Over 7,000 families, scattered in Ethiopia and particularly Kenya, depend on pastoral activities and fishing around Lake Turkana. They are proud and protective of this ecosystem, which is the 4th largest lake in Africa and the largest desert lake in the world.
However, these populations are not using the full wealth potential within their reach. Indeed, Lake Turkana could provide them with over 30,000 tons of fish per year. Yet, annual catches from its waters are estimated at only 5,000 tons per year, less than 1/6 of its potential. This underutilization represents a significant shortfall in terms of nutrition and economy for the region. Fish, which should be a source of development, die of old age.
With this in mind, IGAD, with the support of the European Union grant under the ECOFISH Programme, has launched an initiative to improve the sustainable utilization, development, and management of Lake Turkana.
“The process we have adopted includes consultation of beneficiary populations in the activities to be carried out because it is the only approach to ensure a real impact on the ground“, explains Dr. Eshete Dejen, IGAD’s Program Manager for Environment Protection.
As a first step, consultation workshops were carried out in Jinka, Ethiopia, and Naivasha, Kenya. These meetings were attended by fishermen’s cooperatives, beach management units, and other fishermen representatives who appreciated the fact that IGAD is consulting them. They also expressed their desire to keep contributing to the development of a common fisheries management plan and decision-making.
“The discussions during these meetings helped identify the main challenges which hamper the effective use of Lake Turkana’s resources,” says Dr. Wassie Anteneh, Regional Expert in Fisheries Management. These challenges include lack of infrastructure, poor marketing system, limited fishing equipment, high post-harvest loss, and conflicts. The attendees also mentioned that the support they get from national governments in both countries is limited, which fisheries experts in both countries confirmed.

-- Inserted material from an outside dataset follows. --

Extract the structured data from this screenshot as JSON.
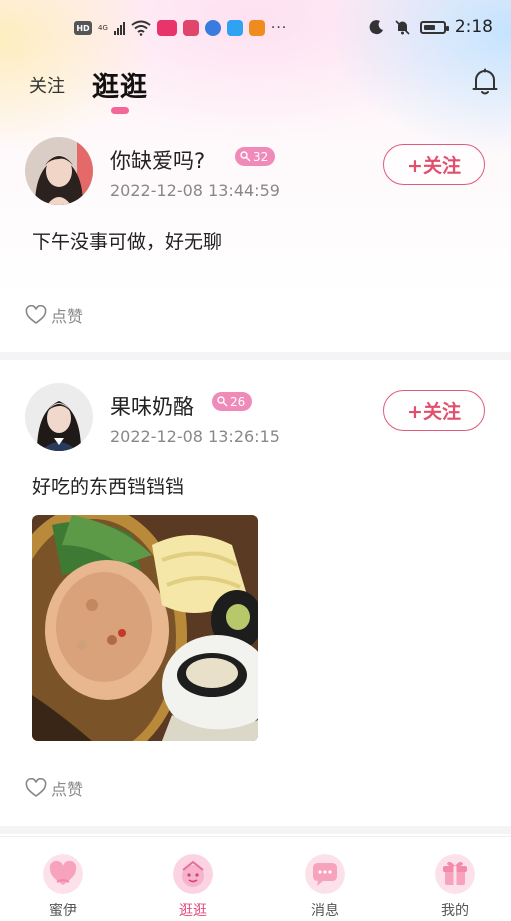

The management of Lake Turkana fisheries needs to be addressed collectively by the two neighbouring countries. IGAD, as an intergovernmental authority, is well suited to facilitate the establishment of bilateral forums and build a data-sharing system between the two countries.
Lake Turkana has received very little attention compared to other African great lakes because of its remote location. The fishers’ communities’ representatives are grateful for the IGAD/ECOFISH Project as it promotes efficient fishing on the lake, harmonizes policies and regulations in Ethiopia and Kenya, and develops a sustainable fisheries management system. Moreover, fishermen’s communities are pleased with the capacity-building the Project offers, as it increases awareness of the nutritional importance of fish for human health while improving marketing.